Also, considering the situation in the Sudan, wouldn't it be better to see the international community take something of an interventionist stance?

Posted by: Lawrence Krubner at July 25, 2004 12:34 PM

"I don't believe the hatred of the west is merely a factor of us "being there"."

I agree. Hitler also denounced "the West", which he argued did not include the true, primordial Germany that he was trying to ressurect (or so he claimed). He argued that "the West" was soft and weak, and that its liberal values had begun to contaminate Germany and weaken it. The rule of law, open debates, contested elections, tolerance of Jews, women wearing short skirts and driving cars and working outside the home, a tolerance of actors, theater, the arts, gays, plus valuing intellectuals as much, or more, than warriors - all these things Hitler associated with the West, and he set out to purify Germany of these so called poisons.

Christopher Hitchens may have a lot of personality flaws, but I think he was on to something when he argued that the terrorists are basically an expression of fascism in the Arab countries. One of the fundamental tactics of fascists is to blame the failings of a nation's ruling elite on outsiders. That is clearly what is happening throughout the MidEast. This is a region that has seen much less economic growth than Asia, despite having the advantage of abundant oil.
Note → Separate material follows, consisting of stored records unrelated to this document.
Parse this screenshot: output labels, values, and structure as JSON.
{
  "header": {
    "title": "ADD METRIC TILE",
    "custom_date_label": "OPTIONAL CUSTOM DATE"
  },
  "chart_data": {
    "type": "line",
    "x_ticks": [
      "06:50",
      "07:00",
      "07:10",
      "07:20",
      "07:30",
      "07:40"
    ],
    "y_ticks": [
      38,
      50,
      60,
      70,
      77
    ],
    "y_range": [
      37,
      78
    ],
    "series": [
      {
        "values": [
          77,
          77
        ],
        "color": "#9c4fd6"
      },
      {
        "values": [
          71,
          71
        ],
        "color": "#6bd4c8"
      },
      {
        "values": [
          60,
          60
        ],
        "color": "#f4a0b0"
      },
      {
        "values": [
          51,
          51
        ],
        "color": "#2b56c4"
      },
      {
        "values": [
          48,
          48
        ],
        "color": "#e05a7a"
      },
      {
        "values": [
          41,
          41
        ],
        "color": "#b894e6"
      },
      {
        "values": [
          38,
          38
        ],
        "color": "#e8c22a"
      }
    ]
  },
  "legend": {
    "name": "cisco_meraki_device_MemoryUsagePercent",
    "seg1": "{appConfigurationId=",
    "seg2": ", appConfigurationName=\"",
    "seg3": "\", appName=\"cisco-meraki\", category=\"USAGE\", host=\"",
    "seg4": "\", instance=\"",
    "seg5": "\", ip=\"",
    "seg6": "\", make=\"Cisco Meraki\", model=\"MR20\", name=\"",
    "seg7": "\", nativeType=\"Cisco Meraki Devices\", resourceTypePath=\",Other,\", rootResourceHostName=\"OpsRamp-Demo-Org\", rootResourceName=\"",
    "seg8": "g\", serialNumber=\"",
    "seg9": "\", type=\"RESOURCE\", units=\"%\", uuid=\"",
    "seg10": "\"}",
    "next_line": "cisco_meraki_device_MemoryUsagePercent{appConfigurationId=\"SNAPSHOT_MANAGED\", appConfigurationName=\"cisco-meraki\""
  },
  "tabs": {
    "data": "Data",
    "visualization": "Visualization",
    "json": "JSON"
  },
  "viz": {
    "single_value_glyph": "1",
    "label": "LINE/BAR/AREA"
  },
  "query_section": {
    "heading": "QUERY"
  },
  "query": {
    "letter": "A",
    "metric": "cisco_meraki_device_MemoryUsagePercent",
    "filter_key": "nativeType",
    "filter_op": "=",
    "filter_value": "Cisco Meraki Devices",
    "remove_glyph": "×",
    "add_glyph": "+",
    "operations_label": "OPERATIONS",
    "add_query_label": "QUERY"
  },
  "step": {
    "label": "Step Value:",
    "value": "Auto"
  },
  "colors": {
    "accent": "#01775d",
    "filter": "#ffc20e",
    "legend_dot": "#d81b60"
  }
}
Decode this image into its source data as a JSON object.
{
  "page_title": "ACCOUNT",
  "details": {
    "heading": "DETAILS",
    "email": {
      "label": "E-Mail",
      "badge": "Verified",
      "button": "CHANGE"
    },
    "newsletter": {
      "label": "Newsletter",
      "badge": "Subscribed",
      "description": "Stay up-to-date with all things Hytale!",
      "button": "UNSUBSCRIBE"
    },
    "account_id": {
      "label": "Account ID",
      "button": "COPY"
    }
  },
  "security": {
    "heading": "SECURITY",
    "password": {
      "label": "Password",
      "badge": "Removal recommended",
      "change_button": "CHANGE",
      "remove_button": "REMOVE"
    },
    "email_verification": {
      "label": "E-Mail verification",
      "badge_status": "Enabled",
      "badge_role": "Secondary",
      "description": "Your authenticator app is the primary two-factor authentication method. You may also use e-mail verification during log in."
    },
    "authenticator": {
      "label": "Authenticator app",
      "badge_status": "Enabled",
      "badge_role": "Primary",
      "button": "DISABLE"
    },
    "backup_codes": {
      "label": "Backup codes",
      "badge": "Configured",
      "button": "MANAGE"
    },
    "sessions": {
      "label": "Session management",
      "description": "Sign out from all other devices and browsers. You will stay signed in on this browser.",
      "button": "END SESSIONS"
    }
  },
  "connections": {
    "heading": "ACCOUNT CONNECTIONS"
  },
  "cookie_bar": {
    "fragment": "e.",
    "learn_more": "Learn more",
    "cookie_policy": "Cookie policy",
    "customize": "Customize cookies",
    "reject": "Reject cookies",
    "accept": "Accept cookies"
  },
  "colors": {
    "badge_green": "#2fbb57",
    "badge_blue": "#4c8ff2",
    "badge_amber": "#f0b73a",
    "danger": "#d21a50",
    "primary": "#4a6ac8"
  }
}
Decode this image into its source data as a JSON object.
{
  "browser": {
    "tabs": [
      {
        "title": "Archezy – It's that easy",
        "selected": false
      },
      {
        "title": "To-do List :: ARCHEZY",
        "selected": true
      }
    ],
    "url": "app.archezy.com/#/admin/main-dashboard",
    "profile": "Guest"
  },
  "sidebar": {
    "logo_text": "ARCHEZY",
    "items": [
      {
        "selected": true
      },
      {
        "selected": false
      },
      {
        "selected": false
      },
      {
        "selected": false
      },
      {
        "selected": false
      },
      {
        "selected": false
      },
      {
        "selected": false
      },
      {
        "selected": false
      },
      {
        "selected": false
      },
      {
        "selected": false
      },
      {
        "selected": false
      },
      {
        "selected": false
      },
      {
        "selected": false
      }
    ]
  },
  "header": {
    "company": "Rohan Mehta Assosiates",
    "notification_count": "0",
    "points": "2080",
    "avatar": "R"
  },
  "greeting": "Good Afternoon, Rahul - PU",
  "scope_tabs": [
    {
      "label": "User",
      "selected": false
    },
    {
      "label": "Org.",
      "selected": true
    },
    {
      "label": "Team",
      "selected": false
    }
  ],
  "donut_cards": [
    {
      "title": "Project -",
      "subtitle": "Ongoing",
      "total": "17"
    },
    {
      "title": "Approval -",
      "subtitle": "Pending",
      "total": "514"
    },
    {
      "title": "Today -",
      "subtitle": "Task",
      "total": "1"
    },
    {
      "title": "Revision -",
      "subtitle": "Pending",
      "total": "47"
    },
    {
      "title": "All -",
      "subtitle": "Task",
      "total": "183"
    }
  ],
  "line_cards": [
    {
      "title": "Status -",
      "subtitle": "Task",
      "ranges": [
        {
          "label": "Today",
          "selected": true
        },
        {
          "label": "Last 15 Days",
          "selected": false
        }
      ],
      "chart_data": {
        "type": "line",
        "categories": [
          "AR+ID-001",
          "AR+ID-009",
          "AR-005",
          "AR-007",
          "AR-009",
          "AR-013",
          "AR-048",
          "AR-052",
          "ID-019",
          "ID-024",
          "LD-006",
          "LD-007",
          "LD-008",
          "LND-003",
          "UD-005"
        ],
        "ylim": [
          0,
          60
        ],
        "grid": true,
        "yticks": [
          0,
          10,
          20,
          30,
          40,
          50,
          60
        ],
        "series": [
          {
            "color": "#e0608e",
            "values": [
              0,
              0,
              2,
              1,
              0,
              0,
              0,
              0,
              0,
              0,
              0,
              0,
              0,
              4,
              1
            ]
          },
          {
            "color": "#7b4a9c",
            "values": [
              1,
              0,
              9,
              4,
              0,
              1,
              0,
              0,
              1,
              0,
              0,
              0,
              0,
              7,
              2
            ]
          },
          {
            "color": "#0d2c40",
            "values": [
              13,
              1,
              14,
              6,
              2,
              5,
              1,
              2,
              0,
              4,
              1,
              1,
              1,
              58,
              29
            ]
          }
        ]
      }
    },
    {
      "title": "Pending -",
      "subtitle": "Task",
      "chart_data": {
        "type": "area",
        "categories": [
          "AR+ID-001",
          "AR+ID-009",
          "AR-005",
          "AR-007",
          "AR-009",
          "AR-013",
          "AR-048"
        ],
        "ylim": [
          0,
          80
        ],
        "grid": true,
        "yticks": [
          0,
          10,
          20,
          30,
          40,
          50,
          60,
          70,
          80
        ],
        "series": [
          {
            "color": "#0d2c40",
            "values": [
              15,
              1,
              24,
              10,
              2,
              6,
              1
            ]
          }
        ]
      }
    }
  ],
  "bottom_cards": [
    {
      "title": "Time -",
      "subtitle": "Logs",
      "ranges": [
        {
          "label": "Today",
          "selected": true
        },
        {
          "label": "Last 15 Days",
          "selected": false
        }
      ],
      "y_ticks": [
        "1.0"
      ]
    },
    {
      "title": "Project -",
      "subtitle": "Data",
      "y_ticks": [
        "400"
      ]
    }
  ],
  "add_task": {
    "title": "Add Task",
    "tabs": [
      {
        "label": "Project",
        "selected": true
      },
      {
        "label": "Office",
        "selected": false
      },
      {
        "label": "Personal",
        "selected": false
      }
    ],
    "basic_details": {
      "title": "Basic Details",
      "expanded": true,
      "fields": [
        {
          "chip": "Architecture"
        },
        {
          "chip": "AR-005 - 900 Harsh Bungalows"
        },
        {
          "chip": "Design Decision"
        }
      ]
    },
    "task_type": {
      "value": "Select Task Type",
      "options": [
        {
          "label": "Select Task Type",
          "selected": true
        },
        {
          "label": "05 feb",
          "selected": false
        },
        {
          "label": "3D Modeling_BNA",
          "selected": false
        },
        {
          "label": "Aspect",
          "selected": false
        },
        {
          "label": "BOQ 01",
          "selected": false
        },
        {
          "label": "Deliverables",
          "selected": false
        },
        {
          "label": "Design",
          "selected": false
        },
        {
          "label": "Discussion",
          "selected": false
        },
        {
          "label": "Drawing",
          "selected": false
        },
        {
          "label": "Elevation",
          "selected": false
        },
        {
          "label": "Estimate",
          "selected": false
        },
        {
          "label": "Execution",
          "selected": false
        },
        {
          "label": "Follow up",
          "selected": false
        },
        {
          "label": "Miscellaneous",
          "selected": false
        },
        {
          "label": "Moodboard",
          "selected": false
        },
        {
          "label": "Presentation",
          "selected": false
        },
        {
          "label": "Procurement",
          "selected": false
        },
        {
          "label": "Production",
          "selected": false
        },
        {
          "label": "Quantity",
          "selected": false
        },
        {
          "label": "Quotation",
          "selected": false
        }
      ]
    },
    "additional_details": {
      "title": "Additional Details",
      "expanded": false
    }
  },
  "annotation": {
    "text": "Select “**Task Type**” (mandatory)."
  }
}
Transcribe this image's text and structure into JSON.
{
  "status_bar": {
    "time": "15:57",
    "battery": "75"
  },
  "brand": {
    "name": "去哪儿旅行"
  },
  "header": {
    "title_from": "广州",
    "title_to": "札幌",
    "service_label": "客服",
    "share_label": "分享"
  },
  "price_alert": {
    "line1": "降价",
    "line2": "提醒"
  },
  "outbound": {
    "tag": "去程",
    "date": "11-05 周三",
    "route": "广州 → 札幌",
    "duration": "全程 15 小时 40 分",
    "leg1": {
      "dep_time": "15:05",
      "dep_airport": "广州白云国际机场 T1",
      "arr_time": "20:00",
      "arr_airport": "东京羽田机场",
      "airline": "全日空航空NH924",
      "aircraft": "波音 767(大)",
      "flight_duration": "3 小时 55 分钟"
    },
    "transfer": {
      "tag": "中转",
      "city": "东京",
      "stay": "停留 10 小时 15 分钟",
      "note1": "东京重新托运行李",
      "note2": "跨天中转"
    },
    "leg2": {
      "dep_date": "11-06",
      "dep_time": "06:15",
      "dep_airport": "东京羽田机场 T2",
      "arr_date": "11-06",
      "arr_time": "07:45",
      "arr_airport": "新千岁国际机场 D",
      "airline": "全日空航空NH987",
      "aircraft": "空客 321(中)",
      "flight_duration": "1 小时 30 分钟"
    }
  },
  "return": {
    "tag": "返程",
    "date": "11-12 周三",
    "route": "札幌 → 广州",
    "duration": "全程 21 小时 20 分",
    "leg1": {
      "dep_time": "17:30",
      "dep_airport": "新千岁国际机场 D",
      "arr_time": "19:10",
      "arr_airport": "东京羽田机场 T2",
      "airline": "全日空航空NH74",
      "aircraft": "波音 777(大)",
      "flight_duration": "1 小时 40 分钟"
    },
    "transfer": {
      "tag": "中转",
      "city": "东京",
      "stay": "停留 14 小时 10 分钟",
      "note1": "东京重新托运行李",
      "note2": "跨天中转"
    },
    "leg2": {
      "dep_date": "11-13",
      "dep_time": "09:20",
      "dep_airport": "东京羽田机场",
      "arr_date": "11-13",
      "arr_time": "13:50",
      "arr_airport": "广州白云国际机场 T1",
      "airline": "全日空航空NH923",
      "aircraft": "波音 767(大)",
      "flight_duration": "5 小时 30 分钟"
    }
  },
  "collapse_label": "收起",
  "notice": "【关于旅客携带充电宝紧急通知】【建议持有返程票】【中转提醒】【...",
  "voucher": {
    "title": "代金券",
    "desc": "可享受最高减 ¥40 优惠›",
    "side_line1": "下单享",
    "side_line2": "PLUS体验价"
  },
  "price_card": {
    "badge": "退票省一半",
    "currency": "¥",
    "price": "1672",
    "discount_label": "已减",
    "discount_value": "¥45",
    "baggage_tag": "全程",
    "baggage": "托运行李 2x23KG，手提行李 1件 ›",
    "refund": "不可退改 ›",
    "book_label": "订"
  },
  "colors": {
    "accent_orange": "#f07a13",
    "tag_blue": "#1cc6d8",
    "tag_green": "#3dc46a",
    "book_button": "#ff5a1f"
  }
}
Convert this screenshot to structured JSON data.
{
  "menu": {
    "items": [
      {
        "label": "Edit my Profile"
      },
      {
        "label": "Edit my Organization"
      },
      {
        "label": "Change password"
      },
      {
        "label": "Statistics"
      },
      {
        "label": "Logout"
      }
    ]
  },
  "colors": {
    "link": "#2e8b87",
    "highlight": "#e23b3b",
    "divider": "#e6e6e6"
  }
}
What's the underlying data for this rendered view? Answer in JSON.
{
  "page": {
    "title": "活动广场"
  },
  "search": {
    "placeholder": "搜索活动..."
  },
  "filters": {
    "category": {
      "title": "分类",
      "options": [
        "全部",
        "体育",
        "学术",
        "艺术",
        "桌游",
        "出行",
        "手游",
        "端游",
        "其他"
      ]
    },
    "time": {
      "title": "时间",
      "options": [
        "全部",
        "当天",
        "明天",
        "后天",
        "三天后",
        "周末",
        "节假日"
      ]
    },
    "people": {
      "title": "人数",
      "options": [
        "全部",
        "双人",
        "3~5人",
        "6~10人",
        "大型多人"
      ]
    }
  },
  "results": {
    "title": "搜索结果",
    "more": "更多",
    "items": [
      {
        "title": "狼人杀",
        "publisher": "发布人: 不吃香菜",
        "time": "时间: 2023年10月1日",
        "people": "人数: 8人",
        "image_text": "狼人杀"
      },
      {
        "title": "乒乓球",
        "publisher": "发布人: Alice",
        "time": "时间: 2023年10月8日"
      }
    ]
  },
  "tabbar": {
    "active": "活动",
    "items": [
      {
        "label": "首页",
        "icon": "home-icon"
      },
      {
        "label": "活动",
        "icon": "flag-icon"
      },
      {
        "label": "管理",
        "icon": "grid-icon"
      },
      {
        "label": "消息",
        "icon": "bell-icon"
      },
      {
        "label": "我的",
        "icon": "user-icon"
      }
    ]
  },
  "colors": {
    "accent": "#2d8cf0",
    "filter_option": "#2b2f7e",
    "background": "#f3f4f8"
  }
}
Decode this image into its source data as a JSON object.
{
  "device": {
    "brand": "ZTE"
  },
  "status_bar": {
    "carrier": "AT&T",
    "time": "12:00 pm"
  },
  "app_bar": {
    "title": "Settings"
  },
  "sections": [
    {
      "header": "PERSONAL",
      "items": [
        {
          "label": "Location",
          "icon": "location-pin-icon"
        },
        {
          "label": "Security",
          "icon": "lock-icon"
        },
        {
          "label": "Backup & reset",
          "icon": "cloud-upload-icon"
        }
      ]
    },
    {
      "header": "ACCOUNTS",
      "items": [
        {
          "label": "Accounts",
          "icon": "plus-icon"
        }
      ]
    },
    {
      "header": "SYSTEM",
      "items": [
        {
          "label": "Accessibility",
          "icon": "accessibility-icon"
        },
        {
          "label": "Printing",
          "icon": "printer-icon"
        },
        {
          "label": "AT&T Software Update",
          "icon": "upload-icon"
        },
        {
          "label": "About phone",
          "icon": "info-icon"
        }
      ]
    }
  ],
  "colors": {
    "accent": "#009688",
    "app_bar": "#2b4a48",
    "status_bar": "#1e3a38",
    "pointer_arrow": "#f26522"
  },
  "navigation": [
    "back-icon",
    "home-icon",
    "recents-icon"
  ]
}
Clearly, this is a region that has been badly mismanaged. The rulers of these countries have failed their own people, and they are trying to blame America for their failings, rather than take the blame themselves.

Mind you, you can believe that the terrorists are fascists, and still believe that George W. Bush is scum, and that John Ashcroft is quite similar to everything we are fighting against. Some people treat these as mutually exclusive propositions (either the terrorists are fascists, or John Ashcroft is a fascist) but I see no reason why you can't believe both things.

Posted by: Lawrence Krubner at July 25, 2004 12:46 PM

Col Steve: If there's another terrorist attack on US soil, no matter who is in the White House, they're going to be under some major pressure.

Lawrence: Once again I find I've been guilty of sloppy wording. What I meant to say is that the Middle East wants our troops and our military out of their countries and their lives. I make no claims for whether or not that's good for our interests. It was merely a statement of opinion. I think they "hate" us as a military force in the region.

I do not accept your argument that we're entitled to have troops in the Middle East in case a female wants to go over on business. You write as though the entire region is rigidly under extremist religious rule, which isn't at all the case.

There are dangers to travelling anywhere.

(I'm not addressing your remarks about the Sudan because I don't see the situations as similar.)

Posted by: Anne at July 26, 2004 08:41 AM

"I do not accept your argument that we're entitled to have troops in the Middle East in case a female wants to go over on business."

Oh, come on. That's not fair. I never made any such argument. I didn't realize your comments were restricted to our military involvement in the area. I thought you were saying America should have no involvement in the area, neither economic or military. And I was trying to point out how difficult it would be to end all economic ties to the region.

Posted by: Lawrence Krubner at July 26, 2004 01:53 PM

Of course, for as long as we have economic ties with the region, we will probably occassionally face diplomatic crises that may require a military response. American business people who get taken as hostages, for instance.

Posted by: Lawrence Krubner at July 26, 2004 01:56 PM

I seem to do nothing but apologize for my behavior today. :)

I was writing quickly, had only about ten minutes to check my blog before a meeting and I tried so hard to respond quickly and succinctly that all I managed was to be rude.

My apologies.

Posted by: Anne at July 26, 2004 04:21 PM

Happens to the best of us. Many times I've hurt someone's feelings by writing a reply to an email and hitting the "send" button a little too fast, without checking to see if what I wrote was what I wanted to write.

Posted by: Lawrence Krubner at July 26, 2004 08:51 PM